ANTWERPEN. 4% Obligatie 400 Gulden 2e Classe. black. No 48. The tontine, first proposed by the Italian financier Lorenzo Tonti, was a type of life-insurance by which a group of people each invested a fixed sum of money; when a member of the group died, his share was added to the shares of those remaining alive. The last survivor received the whole capital. This principal has been used in many countries of Europe over several centuries, although has become illegal in some countries because it led to an increase in the murder rate! The persons whose lives were insured were divided into 5 classes, of approximately the same age; the rate of interest paid depended on the class - the younger the persons, the longer the interest would be paid, and the lower the rate.
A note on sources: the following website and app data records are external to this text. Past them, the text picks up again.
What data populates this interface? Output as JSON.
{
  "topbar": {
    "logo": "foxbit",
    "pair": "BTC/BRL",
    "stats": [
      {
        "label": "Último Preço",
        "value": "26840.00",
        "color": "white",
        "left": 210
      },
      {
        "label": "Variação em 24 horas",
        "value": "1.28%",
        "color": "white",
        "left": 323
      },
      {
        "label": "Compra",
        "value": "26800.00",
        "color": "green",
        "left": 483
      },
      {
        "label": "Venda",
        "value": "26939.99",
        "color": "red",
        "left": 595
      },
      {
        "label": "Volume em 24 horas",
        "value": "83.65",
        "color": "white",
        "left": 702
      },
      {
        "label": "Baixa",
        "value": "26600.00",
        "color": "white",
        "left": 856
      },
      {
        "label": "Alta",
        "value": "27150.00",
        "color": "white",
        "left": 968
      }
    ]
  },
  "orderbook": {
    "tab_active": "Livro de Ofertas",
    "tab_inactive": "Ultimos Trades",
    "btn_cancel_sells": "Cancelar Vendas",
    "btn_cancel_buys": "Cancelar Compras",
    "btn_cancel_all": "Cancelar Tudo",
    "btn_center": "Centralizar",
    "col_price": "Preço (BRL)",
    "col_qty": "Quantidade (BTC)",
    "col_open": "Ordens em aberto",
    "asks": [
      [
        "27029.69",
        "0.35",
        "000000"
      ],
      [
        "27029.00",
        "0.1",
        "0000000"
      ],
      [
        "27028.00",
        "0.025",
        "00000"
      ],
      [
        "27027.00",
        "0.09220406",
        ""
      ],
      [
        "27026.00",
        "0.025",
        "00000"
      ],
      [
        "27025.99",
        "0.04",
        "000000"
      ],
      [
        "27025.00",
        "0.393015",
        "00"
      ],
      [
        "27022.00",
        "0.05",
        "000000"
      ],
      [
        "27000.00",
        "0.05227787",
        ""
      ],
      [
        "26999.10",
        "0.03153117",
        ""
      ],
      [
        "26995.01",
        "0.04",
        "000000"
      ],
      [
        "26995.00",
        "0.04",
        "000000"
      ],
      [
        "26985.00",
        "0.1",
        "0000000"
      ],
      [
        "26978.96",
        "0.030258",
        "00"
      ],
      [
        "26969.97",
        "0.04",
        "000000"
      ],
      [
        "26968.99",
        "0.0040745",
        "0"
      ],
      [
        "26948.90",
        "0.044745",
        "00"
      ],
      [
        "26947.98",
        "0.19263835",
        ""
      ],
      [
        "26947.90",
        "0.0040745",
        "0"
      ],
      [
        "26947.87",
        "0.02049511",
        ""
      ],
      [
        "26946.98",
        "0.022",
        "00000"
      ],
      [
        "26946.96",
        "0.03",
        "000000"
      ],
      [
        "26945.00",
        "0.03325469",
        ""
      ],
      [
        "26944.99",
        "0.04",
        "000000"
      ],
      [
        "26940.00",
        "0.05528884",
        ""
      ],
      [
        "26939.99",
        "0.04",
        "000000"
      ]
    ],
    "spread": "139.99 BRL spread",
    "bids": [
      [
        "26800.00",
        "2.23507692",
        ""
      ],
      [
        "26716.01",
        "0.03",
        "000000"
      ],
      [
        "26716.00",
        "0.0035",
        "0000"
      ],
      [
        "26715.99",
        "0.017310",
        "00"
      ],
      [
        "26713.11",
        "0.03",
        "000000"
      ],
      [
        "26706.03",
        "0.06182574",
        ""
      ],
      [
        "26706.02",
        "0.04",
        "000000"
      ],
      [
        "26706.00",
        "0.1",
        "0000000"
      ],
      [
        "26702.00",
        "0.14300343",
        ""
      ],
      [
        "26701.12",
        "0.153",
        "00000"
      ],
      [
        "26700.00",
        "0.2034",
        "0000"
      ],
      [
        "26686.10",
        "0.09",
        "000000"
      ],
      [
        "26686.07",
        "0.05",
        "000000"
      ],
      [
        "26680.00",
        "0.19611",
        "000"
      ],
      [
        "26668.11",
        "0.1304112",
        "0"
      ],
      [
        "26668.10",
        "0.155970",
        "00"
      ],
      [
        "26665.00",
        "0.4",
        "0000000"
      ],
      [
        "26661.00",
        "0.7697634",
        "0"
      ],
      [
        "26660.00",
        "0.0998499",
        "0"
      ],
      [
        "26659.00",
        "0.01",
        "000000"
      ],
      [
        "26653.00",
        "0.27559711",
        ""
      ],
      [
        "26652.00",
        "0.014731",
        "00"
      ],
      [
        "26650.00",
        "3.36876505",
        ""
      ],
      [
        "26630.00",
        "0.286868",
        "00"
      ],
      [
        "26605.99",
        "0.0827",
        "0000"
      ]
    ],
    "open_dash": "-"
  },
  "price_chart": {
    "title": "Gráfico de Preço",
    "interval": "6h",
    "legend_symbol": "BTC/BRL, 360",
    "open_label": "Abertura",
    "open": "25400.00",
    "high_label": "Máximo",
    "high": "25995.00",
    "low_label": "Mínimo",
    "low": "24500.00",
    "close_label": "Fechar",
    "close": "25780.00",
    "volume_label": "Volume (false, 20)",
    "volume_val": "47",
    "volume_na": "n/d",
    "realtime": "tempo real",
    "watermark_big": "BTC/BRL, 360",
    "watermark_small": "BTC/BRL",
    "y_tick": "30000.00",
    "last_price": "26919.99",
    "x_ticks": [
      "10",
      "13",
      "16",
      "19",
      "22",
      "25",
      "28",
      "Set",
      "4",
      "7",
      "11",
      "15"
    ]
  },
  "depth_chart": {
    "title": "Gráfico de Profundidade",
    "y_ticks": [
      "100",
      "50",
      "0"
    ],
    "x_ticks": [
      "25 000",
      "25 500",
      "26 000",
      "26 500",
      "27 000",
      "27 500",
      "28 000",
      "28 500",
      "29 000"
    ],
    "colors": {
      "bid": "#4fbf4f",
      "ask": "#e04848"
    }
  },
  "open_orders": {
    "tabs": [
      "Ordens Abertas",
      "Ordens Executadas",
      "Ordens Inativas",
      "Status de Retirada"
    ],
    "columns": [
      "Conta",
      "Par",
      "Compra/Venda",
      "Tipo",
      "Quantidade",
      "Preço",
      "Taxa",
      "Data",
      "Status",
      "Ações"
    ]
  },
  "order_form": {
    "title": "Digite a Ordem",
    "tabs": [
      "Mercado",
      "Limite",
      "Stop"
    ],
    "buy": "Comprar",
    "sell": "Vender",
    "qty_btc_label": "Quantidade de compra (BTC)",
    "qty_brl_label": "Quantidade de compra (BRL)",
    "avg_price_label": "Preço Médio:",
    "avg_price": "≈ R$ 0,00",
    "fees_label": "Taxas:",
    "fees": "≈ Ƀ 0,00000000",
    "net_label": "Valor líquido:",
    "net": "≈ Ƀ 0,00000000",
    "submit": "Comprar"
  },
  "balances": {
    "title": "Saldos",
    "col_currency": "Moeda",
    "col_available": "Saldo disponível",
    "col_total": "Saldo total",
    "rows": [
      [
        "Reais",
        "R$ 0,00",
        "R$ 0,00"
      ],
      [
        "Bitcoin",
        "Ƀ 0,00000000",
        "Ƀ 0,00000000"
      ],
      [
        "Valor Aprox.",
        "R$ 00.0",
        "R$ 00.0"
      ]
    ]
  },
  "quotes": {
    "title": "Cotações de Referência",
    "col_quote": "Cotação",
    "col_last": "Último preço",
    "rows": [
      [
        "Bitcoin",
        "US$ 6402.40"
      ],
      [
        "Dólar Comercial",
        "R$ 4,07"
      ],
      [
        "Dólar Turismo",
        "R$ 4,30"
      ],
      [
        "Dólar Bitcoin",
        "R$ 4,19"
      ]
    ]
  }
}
In this case, the object was to raise 100,000 guldens (20,000 guldens in each class), to improve the municipal workhouses for the poor people in Antwerp, in particular to expand and rebuild the Sinneloos-Huys. The investor, Jean-Baptiste Cogels, was a leading banker, from a famous Antwerp family. He invested 400 guldens on the life of Albertus Stier, aged 24. Stier came in the 2nd class (persons aged from 15 to 25). The investment earned 4% per annum. The capital would be returned only when the last person in this class died, when the investor (or his heirs) would receive the whole 20,000 guldens capital of this entire class. We know only of this one piece, hence rarity 12.
Themes: BEFORE 1800, CITY & STATE BONDS
Startprice: € 1500